One of my friends, Searching for Gravity Waves, Dr. Gary, is doing research on how measurement of both the electromagnetic signals and gravitational wave signals can be used to constrain features of general relativity. For instance, you can compare the arrival times of the phase of the optical eclipse timing from a binary pair and the arrival of the gravitational waves generated by the orbiting pair of stars. The best case would be for a binary pair that we look at edge on. Both signals should arrive at the same time according to GR. In this next slide, from Dr. Gary's presentation at LISA XIII, you see an example of how both signals are received from the one binary pair.
|Comparing phase difference between arrival of GW and EM (Source: Gary Lamotte, LISA XIII)|
In this next slide, you can see a simulated light curve from a binary pair of white dwarfs and the associated gravitational wave signal. The GW signal helps determine the distance to the pair independently of other measurements. The phase difference, if any, can be used to test various theories of quantum gravity, such as if the mass of the graviton is other than zero. Thanks for that, Gary!
|Comparing eclipsing binary EM phase with GW phase (Source: Gary Lamotte, LISA XIII)|
Ok, so that is my brief summary of some of the LISA XIII Symposium. Next week, hopefully, I will report some of the findings from the Humans to Mars Summit, and we will see if the Astronomer Assistant Ruby was right to be skeptical that listening to two conferences at the same time would make any sense or not!

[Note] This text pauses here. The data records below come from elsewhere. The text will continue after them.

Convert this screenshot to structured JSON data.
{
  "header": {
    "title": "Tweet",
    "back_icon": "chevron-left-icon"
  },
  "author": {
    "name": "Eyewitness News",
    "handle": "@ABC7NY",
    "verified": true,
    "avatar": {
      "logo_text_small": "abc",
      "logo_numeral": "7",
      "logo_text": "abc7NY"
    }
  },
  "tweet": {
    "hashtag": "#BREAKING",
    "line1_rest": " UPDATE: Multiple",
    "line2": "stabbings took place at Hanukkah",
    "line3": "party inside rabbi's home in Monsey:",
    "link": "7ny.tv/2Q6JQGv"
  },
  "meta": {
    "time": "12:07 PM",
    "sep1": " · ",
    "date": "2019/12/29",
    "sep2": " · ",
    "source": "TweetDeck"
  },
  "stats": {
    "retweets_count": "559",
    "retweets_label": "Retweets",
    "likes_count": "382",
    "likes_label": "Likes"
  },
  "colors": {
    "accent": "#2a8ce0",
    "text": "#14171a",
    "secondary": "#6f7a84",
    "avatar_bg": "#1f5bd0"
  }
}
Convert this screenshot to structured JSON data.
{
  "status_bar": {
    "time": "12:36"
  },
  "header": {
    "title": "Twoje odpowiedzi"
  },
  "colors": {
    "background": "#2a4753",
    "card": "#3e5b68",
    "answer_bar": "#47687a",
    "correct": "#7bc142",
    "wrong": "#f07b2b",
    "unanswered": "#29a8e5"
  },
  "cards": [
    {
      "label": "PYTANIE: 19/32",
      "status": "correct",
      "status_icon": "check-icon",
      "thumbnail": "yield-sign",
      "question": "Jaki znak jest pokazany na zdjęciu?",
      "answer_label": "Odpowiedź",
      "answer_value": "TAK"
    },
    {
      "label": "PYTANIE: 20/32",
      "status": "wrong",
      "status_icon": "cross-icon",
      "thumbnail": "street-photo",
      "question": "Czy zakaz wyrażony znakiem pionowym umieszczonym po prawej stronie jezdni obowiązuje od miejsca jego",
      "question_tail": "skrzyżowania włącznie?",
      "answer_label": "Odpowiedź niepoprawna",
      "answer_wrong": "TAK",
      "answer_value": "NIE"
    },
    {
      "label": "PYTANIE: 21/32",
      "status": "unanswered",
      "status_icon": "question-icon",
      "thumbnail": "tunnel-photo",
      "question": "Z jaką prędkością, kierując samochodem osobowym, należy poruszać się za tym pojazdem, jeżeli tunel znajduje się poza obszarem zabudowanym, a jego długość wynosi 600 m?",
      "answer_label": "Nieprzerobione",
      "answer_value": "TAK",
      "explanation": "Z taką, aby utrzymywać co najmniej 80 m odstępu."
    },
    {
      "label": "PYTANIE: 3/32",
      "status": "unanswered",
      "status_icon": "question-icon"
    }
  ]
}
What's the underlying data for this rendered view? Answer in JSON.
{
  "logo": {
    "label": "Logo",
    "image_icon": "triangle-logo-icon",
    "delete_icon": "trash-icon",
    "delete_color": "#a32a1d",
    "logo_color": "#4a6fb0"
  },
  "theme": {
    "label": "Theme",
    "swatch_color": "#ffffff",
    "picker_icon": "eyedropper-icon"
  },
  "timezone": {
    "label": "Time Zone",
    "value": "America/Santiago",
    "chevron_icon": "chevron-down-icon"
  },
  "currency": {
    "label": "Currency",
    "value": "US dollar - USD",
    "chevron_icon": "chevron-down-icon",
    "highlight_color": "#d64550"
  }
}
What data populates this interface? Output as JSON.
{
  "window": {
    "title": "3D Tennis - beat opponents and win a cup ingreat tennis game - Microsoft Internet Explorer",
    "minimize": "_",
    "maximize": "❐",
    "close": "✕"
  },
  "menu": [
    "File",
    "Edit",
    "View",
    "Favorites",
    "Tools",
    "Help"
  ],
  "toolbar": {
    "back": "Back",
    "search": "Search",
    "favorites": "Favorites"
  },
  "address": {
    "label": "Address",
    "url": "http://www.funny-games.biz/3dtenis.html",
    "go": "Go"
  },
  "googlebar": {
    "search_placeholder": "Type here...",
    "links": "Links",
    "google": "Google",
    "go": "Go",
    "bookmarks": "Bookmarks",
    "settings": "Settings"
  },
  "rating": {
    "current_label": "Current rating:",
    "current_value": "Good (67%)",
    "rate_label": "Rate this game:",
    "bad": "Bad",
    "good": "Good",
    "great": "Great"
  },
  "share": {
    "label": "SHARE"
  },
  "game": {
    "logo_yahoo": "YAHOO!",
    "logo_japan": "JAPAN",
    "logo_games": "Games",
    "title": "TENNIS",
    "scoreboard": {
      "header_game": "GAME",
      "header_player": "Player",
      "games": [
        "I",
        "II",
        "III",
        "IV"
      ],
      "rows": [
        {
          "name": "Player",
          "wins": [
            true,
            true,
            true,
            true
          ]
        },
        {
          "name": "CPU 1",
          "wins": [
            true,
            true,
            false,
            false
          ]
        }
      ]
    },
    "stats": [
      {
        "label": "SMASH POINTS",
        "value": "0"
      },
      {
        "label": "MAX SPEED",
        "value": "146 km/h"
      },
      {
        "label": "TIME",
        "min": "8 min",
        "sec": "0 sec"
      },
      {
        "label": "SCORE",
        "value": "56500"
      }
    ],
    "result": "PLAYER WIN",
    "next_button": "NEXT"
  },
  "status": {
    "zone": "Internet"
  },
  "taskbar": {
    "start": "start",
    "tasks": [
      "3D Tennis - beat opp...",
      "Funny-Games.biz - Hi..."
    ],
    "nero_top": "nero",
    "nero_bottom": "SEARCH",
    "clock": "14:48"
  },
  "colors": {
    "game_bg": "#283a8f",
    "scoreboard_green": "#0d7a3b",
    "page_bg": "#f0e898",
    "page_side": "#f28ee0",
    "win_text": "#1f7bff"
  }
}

Until next time, here from our burrow, stay safe, as we recover more of our freedom,